• Goal of the exercise
Within the entries below, find every line that has the string "true", then copy it.

• Input records
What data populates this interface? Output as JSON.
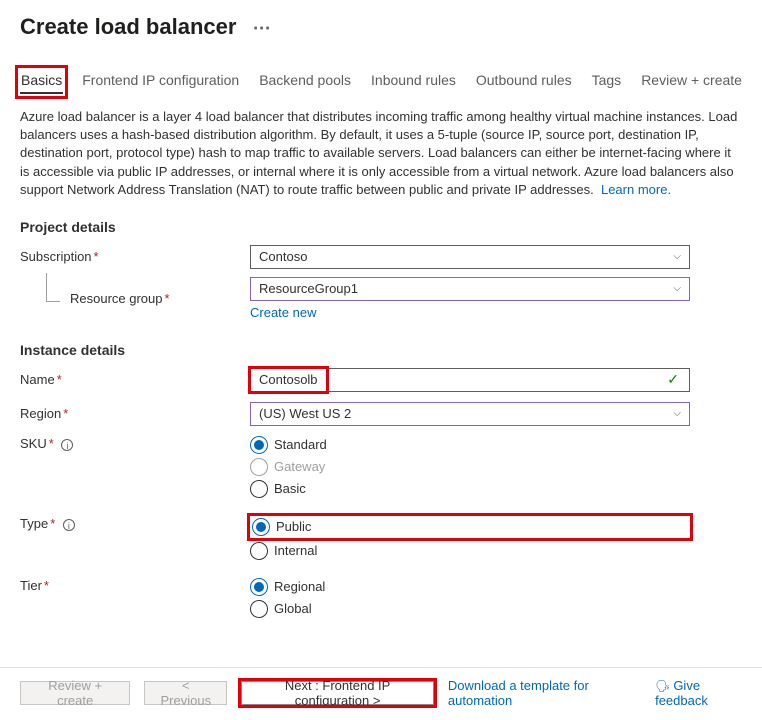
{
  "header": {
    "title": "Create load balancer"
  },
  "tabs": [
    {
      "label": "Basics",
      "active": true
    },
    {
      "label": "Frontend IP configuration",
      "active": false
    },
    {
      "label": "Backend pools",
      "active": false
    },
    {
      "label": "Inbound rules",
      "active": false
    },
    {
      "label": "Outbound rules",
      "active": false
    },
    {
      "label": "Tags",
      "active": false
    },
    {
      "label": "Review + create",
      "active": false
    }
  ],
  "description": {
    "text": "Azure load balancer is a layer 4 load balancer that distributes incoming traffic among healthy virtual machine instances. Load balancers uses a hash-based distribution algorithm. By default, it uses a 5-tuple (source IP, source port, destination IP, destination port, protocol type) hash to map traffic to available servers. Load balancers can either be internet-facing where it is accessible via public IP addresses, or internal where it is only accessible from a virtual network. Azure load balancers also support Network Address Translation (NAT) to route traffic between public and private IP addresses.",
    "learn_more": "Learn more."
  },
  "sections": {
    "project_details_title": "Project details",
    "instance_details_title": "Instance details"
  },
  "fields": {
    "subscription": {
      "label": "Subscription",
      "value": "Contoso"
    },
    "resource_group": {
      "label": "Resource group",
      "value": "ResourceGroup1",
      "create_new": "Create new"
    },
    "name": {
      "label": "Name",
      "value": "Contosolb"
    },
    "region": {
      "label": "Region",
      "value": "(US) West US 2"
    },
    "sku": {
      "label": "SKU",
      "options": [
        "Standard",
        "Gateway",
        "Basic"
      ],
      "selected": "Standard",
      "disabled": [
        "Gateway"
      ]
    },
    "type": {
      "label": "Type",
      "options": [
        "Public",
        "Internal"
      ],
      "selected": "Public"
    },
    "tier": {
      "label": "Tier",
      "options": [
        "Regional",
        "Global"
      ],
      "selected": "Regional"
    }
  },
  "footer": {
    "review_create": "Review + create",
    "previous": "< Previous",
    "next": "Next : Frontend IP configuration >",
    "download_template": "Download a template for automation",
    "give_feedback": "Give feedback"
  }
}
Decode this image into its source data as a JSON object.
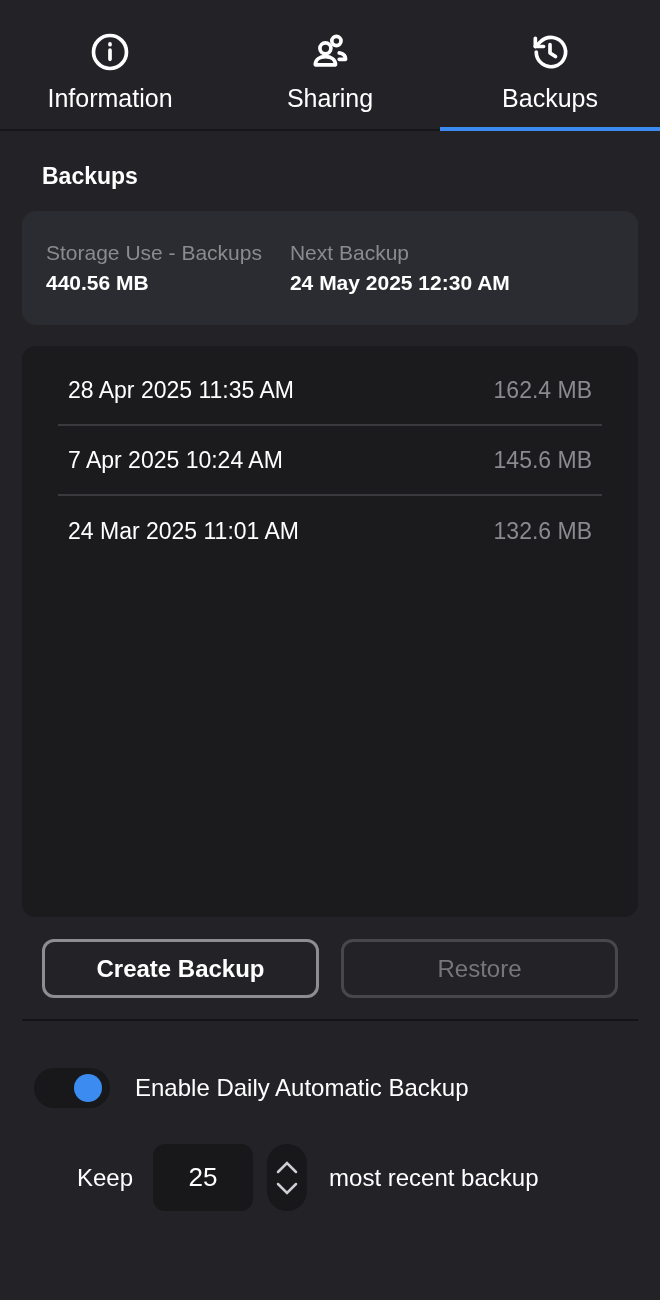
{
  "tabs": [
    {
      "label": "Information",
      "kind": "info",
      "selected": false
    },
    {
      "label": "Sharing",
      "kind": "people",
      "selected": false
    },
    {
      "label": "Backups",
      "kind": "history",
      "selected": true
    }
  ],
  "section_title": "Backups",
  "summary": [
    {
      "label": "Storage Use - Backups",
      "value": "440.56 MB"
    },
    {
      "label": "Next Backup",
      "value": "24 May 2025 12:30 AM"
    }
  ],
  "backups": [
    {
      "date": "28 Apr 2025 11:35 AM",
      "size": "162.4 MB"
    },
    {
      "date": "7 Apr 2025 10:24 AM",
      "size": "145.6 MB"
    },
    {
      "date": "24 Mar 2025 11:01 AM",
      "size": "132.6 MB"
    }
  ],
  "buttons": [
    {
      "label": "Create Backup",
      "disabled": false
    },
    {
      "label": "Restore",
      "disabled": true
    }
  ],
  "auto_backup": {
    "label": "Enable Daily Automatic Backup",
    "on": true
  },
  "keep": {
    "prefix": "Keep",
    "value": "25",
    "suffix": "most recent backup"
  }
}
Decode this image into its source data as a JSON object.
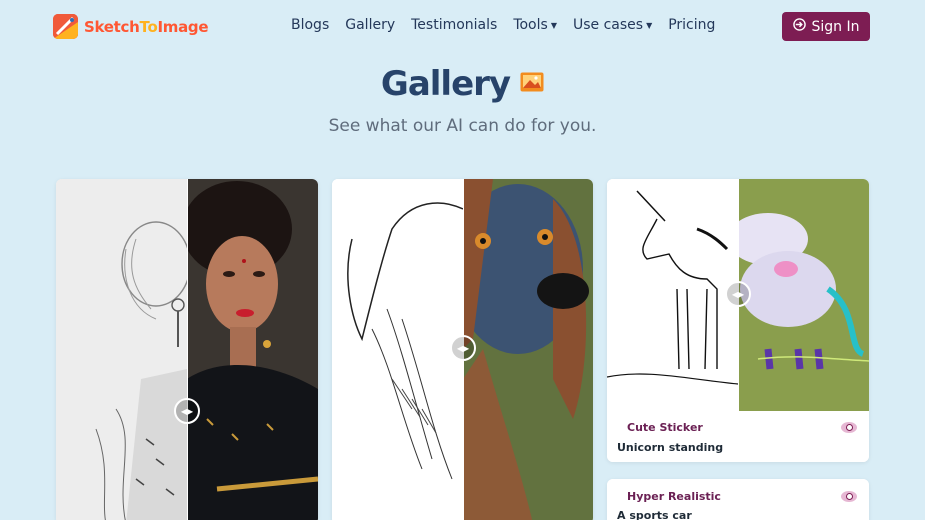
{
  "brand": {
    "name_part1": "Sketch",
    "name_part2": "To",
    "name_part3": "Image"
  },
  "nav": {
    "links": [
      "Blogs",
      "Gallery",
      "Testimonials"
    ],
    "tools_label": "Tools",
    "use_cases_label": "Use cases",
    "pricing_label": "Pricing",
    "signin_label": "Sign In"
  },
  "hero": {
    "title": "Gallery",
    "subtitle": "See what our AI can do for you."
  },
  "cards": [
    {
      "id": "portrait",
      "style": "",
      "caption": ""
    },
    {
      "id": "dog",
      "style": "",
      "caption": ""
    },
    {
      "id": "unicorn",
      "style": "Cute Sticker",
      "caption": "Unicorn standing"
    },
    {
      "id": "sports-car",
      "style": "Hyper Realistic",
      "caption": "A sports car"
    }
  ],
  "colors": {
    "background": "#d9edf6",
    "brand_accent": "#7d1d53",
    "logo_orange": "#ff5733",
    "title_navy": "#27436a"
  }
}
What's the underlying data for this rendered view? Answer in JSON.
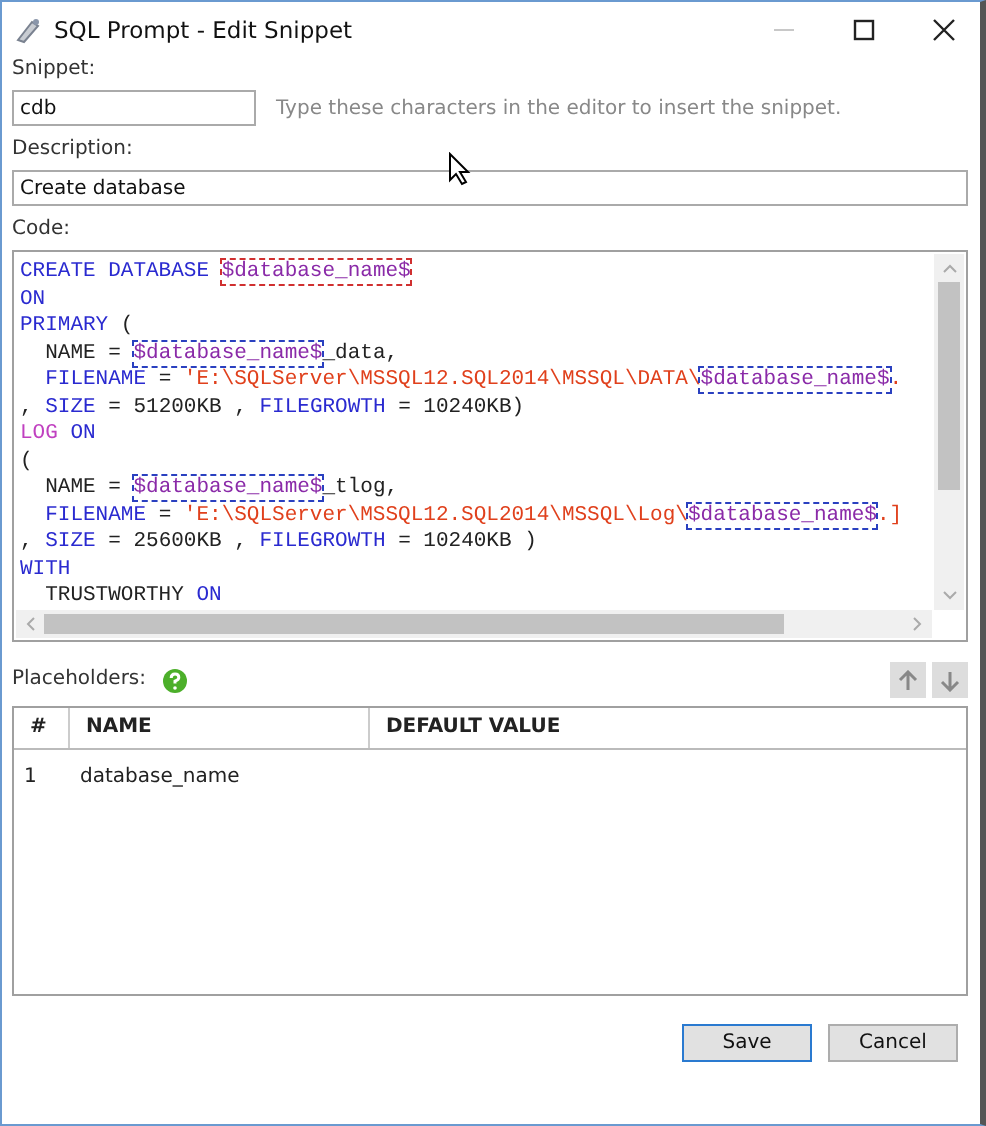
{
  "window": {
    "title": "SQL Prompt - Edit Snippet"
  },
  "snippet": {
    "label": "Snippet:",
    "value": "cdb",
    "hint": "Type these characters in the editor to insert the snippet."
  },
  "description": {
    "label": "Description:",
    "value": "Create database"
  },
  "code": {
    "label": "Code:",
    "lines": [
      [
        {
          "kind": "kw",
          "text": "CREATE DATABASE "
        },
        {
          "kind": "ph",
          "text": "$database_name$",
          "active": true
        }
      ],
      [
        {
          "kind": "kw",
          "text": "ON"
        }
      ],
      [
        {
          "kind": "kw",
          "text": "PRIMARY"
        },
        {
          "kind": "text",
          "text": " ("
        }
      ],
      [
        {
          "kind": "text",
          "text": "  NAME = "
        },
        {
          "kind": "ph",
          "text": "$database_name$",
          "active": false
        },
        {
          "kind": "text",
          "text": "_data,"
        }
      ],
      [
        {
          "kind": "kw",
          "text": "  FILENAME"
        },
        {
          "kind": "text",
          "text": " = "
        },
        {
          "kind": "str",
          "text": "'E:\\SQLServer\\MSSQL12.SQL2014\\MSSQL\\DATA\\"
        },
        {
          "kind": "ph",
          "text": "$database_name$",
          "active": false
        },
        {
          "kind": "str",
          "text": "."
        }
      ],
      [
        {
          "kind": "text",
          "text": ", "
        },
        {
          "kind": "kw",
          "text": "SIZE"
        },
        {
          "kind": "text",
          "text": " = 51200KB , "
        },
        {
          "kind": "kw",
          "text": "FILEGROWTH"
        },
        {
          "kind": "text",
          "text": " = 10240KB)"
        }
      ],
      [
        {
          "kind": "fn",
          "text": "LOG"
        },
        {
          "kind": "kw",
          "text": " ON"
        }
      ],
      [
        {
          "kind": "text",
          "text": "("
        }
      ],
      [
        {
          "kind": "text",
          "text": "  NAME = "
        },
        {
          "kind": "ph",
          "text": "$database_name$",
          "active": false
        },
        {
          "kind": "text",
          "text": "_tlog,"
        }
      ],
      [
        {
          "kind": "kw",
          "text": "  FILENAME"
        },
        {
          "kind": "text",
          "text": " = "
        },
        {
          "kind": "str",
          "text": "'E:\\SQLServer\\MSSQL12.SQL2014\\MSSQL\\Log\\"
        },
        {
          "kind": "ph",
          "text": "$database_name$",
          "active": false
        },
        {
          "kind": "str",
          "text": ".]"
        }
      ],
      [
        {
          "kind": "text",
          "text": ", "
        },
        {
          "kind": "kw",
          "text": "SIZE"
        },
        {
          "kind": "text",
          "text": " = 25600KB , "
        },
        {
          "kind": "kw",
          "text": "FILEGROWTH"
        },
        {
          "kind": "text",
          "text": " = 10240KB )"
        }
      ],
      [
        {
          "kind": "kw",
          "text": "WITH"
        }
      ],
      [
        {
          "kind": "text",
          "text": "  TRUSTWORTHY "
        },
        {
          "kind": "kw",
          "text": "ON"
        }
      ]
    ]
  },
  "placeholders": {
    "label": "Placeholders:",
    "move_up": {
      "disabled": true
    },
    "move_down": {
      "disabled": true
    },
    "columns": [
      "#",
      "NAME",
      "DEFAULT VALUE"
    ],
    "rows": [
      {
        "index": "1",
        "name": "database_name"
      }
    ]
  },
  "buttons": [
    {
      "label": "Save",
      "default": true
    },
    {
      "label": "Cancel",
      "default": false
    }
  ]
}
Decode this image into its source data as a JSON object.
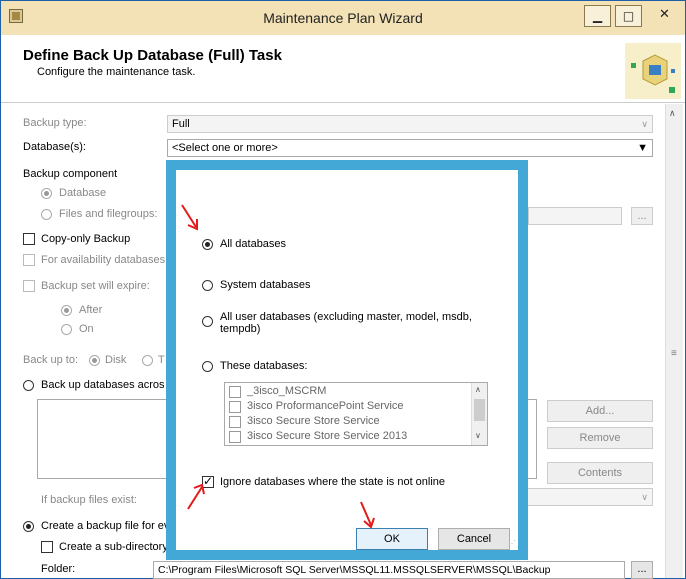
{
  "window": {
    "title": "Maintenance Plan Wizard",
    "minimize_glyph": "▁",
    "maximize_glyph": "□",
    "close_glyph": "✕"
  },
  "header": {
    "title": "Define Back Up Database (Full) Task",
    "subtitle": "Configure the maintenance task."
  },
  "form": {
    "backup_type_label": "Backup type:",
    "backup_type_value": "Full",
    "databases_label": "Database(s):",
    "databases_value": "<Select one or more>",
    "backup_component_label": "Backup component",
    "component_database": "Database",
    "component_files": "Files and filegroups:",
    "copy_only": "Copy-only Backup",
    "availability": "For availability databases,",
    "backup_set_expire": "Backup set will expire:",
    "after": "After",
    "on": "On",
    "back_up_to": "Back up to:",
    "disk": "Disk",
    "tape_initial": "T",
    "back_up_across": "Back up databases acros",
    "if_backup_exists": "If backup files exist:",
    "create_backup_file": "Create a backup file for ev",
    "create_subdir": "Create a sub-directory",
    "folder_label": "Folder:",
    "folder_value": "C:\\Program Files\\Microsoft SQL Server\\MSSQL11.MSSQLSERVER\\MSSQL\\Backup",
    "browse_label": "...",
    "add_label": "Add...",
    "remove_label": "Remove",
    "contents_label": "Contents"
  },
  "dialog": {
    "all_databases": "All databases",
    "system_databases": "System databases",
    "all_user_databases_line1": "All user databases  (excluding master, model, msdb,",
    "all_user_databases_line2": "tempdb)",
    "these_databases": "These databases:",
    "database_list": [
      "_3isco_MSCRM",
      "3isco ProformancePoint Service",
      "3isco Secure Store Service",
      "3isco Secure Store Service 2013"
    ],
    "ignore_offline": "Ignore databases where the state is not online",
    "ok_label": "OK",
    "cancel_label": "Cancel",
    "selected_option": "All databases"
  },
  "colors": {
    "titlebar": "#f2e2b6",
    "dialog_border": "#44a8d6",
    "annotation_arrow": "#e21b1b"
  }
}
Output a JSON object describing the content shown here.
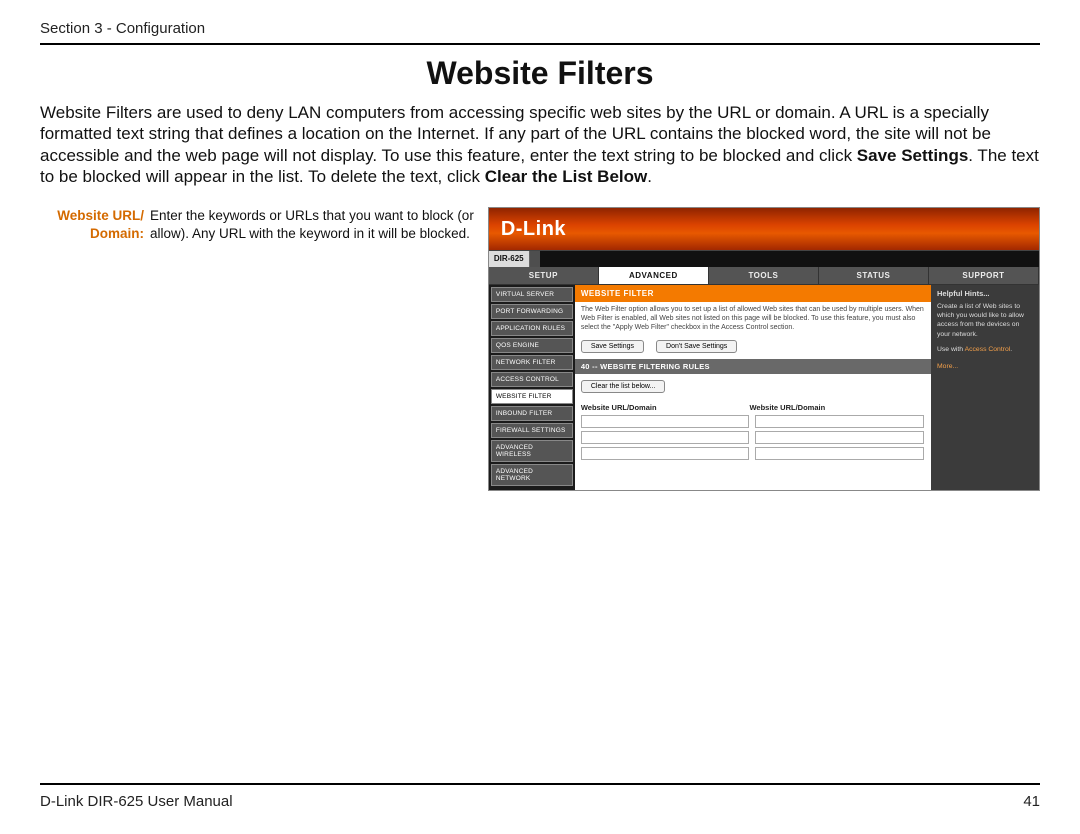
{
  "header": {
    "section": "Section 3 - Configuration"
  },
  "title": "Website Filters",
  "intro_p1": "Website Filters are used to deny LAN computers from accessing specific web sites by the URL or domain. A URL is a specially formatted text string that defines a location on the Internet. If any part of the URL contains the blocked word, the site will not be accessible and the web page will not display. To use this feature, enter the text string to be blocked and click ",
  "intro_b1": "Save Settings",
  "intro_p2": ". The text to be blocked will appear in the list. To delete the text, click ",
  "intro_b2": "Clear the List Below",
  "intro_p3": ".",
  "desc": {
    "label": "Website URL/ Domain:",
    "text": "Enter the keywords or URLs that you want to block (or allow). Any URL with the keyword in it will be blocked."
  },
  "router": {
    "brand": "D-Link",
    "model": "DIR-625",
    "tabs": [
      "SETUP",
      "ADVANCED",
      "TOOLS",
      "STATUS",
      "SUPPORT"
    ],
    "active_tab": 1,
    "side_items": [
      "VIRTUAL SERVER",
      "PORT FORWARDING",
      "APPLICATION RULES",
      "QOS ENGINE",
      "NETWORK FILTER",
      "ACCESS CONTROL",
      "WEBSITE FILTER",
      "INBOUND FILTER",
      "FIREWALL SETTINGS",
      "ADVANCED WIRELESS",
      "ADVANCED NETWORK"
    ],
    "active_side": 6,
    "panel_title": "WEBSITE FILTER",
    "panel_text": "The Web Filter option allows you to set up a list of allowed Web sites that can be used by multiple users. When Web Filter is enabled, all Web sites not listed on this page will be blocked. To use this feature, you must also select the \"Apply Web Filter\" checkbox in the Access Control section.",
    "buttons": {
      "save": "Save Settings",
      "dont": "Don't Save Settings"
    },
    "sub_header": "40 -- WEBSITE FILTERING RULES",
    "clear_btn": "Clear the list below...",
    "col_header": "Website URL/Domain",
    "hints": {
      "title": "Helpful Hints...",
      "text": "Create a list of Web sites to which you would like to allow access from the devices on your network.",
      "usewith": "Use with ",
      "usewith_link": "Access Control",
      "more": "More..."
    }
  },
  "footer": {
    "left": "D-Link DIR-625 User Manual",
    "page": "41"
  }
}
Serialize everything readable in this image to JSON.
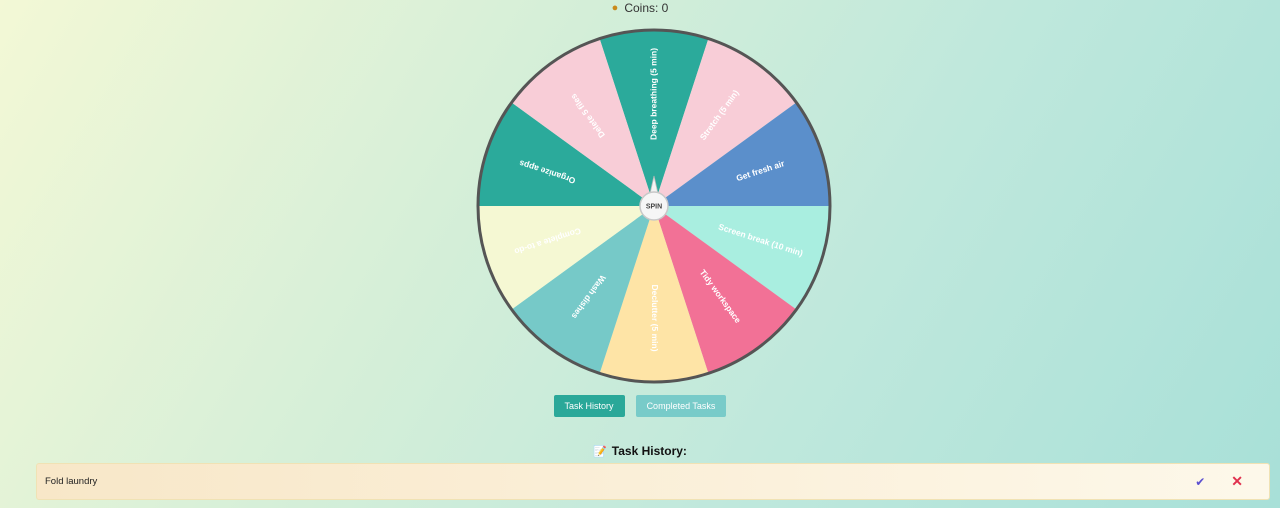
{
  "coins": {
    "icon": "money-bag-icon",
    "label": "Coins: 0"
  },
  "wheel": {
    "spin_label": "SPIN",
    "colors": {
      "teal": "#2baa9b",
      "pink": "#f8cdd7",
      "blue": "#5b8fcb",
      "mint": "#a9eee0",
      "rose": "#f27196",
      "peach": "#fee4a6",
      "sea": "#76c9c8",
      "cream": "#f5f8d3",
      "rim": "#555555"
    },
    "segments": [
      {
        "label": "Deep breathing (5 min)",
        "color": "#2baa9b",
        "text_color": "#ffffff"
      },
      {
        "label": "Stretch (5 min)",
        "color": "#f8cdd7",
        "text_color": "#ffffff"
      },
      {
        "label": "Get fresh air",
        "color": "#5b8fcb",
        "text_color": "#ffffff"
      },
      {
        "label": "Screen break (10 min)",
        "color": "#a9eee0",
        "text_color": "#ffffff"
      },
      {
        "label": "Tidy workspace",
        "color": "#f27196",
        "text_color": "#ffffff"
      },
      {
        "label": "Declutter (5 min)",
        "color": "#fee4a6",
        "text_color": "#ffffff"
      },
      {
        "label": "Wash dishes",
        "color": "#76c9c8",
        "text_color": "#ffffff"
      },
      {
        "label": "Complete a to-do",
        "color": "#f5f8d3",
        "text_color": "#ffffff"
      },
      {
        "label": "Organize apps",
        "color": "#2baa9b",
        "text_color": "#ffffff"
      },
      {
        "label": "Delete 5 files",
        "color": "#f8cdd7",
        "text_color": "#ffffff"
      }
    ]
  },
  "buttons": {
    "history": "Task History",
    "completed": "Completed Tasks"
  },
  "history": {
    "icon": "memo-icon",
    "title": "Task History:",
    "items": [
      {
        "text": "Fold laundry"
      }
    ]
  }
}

• Answer for the task
      "active": true
      "selected": true
      "disabled": true
    "on": true
          "active": true
      "disabled": true
      "disabled": true
      "default": true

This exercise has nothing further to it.